From top: submicrometer- and micrometer-sized cumulated mass measured by QCM1 and QCM5 (first two panels; GIADA/GDS-only cumulative detections of particles >100 μm (third panel); cumulated mass of particles > 100 micrometers, measured by the GDS and IS GIADA subsystems (bottom panel). We highlight the dust event on 5 September 2016 with blue circles. This event was registered by all the GIADAsensors pointing nadir, i.e., QCM5, GDS, and IS, because the S/C-nucleus distance was short (about 5 km). Conversely, the outburst on 19 February 2016 (Grün et al. 2016) was registered only by GDS and IS (see black arrows in the two bottom panels), but not by QCM5 because the S/C was at 30 km from the nucleus, i.e., submicrometer- and micrometer-sized particles were already dispersed with respect to those >100 μm. In thebottom panel another outburst is visible (red arrow). This occurred on 3 July 2015 (Agarwal et al. 2017). In this case, the S/C-comet distance was about 200 km, thus QCM5 did not detect a contemporaneous dust mass increase for submicrometer- and micrometer-sized particles. The cumulative mass of particles >100 μm (bottom panel) is rescaled to the QCM sensitive area.

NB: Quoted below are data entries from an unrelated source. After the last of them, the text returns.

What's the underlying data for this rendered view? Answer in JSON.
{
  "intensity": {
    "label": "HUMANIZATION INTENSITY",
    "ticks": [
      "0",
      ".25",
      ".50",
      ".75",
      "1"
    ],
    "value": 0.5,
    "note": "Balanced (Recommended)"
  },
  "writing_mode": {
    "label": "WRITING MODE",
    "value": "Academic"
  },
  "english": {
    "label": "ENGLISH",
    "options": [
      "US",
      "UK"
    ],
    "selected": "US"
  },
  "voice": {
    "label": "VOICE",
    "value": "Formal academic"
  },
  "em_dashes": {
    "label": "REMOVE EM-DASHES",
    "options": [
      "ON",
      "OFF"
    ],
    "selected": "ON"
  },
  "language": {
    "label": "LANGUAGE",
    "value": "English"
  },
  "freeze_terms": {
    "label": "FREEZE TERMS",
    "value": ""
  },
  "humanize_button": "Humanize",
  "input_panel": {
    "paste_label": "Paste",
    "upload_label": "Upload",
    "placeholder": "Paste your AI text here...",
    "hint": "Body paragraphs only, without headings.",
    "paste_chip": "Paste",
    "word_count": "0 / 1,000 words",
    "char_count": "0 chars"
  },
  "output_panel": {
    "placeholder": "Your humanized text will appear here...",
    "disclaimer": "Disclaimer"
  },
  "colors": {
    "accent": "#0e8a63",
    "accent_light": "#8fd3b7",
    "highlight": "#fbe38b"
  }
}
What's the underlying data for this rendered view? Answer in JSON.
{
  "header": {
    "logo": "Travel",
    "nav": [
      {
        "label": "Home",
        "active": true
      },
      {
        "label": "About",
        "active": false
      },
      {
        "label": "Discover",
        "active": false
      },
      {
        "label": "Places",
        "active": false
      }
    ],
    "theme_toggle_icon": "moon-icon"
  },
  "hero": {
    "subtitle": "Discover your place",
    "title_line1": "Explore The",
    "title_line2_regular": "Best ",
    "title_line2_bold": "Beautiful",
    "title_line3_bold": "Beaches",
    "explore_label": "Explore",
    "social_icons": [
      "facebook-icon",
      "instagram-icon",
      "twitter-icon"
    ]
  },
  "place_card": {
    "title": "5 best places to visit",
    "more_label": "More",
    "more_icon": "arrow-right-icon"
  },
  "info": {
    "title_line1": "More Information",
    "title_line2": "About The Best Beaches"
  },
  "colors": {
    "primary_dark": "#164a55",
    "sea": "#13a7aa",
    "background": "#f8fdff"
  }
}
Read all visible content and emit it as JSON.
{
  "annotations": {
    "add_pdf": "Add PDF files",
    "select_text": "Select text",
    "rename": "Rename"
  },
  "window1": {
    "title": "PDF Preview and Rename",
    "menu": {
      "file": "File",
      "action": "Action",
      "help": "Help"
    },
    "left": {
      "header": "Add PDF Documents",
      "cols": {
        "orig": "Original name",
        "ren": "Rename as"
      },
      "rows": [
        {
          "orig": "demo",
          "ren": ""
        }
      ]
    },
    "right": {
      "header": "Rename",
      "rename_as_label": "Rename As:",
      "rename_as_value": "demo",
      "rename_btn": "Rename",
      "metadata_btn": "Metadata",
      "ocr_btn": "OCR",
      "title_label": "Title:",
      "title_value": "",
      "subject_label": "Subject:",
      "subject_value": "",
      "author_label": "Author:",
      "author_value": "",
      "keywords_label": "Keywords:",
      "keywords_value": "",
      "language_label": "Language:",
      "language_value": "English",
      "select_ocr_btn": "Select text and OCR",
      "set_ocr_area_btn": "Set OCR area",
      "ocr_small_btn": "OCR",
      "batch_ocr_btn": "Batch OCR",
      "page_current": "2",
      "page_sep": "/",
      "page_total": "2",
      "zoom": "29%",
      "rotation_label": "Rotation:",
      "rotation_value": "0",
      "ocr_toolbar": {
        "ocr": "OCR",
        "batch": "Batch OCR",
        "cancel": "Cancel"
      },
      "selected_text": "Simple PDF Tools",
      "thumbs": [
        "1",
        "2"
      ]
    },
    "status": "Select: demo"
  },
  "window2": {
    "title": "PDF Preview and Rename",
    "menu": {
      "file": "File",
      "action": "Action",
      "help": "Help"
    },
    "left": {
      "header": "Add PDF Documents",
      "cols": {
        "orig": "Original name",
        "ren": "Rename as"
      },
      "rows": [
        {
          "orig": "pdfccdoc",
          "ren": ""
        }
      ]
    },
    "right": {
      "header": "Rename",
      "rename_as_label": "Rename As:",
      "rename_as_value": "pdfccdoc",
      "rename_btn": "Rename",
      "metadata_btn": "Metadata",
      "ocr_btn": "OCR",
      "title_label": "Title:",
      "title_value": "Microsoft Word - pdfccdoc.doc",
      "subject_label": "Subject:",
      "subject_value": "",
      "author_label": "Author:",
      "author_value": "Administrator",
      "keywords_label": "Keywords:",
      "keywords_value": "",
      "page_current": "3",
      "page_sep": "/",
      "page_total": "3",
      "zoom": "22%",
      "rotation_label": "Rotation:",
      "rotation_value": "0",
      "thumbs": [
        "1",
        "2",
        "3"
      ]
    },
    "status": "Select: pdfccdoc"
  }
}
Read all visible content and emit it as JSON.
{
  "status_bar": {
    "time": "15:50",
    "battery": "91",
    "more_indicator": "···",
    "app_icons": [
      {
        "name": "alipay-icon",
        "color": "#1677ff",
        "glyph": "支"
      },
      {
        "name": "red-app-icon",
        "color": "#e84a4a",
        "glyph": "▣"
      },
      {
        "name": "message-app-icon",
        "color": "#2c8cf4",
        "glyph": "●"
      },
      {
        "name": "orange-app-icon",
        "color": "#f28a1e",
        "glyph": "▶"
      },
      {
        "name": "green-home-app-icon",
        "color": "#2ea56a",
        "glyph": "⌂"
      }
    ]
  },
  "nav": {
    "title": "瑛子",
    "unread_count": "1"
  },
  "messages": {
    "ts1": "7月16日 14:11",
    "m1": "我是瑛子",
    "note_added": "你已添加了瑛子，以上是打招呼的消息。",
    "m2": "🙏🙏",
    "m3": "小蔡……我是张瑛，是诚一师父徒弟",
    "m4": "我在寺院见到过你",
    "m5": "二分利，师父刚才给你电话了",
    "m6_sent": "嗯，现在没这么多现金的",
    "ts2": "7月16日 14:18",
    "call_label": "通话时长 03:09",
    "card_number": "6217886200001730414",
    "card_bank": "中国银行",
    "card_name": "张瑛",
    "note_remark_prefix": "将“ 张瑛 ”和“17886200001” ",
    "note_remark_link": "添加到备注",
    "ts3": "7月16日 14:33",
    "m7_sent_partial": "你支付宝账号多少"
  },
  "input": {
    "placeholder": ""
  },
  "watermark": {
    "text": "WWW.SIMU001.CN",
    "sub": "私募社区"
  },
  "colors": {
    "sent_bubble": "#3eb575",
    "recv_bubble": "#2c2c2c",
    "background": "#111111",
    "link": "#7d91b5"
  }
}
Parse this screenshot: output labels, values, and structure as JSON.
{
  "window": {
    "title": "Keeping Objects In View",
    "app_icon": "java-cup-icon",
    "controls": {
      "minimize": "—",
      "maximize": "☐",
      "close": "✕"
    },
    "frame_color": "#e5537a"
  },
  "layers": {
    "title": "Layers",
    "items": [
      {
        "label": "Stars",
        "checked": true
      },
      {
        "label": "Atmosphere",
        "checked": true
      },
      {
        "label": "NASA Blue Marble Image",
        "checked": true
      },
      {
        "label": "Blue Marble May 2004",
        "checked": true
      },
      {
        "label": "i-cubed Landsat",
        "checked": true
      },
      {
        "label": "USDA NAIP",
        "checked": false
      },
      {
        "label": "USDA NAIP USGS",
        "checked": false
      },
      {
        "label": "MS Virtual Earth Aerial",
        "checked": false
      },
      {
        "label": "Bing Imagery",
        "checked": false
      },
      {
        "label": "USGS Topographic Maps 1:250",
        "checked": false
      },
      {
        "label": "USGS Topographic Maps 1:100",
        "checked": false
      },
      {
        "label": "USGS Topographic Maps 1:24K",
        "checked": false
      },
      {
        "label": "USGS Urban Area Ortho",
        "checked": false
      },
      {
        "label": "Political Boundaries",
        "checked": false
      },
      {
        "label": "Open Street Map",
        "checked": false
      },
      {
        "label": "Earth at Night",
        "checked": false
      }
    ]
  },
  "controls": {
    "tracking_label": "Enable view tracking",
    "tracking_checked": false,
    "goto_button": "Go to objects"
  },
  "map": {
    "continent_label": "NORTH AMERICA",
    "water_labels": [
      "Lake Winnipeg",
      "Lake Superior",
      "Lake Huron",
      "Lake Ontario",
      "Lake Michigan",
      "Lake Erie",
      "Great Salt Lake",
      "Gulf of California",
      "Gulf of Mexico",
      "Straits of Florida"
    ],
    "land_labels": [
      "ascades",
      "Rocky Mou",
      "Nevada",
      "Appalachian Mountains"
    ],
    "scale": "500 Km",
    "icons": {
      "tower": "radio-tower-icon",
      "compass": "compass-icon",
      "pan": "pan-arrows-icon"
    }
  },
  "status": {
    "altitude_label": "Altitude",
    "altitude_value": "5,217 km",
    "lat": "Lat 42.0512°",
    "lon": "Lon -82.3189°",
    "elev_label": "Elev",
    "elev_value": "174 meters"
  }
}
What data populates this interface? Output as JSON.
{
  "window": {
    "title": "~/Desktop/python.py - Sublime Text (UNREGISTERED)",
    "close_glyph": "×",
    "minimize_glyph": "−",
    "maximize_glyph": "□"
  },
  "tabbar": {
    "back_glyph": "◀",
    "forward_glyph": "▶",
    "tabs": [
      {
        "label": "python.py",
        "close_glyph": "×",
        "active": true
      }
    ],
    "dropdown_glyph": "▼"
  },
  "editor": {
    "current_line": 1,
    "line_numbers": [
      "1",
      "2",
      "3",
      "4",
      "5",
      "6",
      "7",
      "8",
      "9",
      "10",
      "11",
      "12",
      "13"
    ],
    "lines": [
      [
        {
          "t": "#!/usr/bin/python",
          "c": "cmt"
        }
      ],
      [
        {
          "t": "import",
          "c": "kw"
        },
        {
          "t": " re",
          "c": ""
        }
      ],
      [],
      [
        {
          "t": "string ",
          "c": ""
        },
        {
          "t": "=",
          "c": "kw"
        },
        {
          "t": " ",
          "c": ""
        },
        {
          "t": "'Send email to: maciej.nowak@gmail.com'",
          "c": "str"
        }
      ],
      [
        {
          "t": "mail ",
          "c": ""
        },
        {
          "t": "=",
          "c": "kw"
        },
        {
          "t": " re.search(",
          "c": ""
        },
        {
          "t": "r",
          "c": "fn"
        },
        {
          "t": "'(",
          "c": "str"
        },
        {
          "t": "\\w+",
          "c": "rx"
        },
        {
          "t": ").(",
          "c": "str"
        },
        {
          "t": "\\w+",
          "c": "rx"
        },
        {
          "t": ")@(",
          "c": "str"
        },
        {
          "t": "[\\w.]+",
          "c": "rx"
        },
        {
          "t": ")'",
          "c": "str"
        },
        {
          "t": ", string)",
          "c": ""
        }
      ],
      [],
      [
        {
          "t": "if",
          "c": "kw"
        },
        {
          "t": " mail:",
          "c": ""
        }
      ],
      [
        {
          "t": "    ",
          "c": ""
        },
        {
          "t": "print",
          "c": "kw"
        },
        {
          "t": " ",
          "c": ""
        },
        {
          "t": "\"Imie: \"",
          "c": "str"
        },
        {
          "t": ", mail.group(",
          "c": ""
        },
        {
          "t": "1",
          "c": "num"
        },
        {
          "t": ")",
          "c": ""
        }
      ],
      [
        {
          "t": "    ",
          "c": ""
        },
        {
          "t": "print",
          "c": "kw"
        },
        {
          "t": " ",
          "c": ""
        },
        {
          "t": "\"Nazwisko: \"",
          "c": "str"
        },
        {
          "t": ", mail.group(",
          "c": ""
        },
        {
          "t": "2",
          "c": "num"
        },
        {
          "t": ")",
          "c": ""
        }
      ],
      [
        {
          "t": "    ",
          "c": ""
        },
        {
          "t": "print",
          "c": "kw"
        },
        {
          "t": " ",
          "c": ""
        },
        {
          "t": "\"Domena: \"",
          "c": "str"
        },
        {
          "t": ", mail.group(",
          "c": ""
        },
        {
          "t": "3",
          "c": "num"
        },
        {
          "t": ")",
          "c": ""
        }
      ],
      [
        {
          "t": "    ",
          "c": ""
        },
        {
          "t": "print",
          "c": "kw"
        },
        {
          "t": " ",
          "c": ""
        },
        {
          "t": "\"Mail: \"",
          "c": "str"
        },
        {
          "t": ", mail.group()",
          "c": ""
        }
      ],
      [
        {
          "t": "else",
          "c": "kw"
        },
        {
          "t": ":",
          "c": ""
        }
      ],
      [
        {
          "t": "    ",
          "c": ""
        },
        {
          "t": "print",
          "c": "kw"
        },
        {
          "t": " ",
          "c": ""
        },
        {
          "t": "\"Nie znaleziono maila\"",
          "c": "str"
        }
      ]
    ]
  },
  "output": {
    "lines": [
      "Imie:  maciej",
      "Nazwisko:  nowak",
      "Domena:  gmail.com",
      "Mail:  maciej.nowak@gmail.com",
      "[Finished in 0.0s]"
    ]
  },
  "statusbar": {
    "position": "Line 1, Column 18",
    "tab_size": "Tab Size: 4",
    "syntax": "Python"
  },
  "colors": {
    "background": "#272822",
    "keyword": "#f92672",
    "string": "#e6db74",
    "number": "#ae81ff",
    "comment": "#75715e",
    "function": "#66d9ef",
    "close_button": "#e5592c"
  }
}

Open with DEXTER
In the text
thumbnail Fig. 6

Submicrometer- and micrometer-sized cumulated dust mass and fluxes measured by QCM1 and QCM5 during pre-landing (left column) and flyby (right column). The sparse isolated data points are due to the thermal history of the QCMs (hysteresis). The fitting algorithm assigns a low weight to these stragglers.

Open with DEXTER
In the text
thumbnail Fig. 7

Submicrometer- and micrometer-sized cumulated dust mass and fluxes measured by QCM1 and QCM5 during April-May 2015 (left column) and perihelion (right column). The sparse isolated data points are due to the thermal history of the QCMs (hysteresis). The fitting algorithm assigns a low weight to these stragglers.

Open with DEXTER
In the text
thumbnail Fig. 8

Submicrometer- and micrometer-sized cumulated dust mass and fluxes measured by QCM1 and QCM5 during post perihelion (left column) and end of mission (right column). The sparse isolated data points are due to the thermal history of the QCMs (hysteresis). The fitting algorithm assigns a low weight to these stragglers.

Open with DEXTER
In the text
thumbnail Fig. 9

Examples of gas density distribution and dust particle trajectories for two cases of nightside activity: high (left) and weak (right). The gas flow-lines are shown in black, the trajectories of the 9.1 μm and 62 nm dust particles are shown by red solid and magenta dash-dot lines, respectively. The trajectory origins are indicated by the angles.

Open with DEXTER
In the text
thumbnail Fig. 10

Example of dust trajectories (particle size 0.1 μm, specific density 103 kg m−3, entrance velocity 93.0 m s−1) in the electrostatic field of the Rosetta spacecraft. Left panel: case qEk = 0.230 C J−1 (the particle charge is q = 4.172e–15 C). Right panel: case qEk = 0.246 C J−1 (the particle charge is q = 4.450e–15 C).

Open with DEXTER
In the text

Current usage metrics show cumulative count of Article Views (full-text article views including HTML views, PDF and ePub downloads, according to the available data) and Abstracts Views on Vision4Press platform.

Data correspond to usage on the plateform after 2015. The current usage metrics is available 48-96 hours after online publication and is updated daily on week days.

Initial download of the metrics may take a while.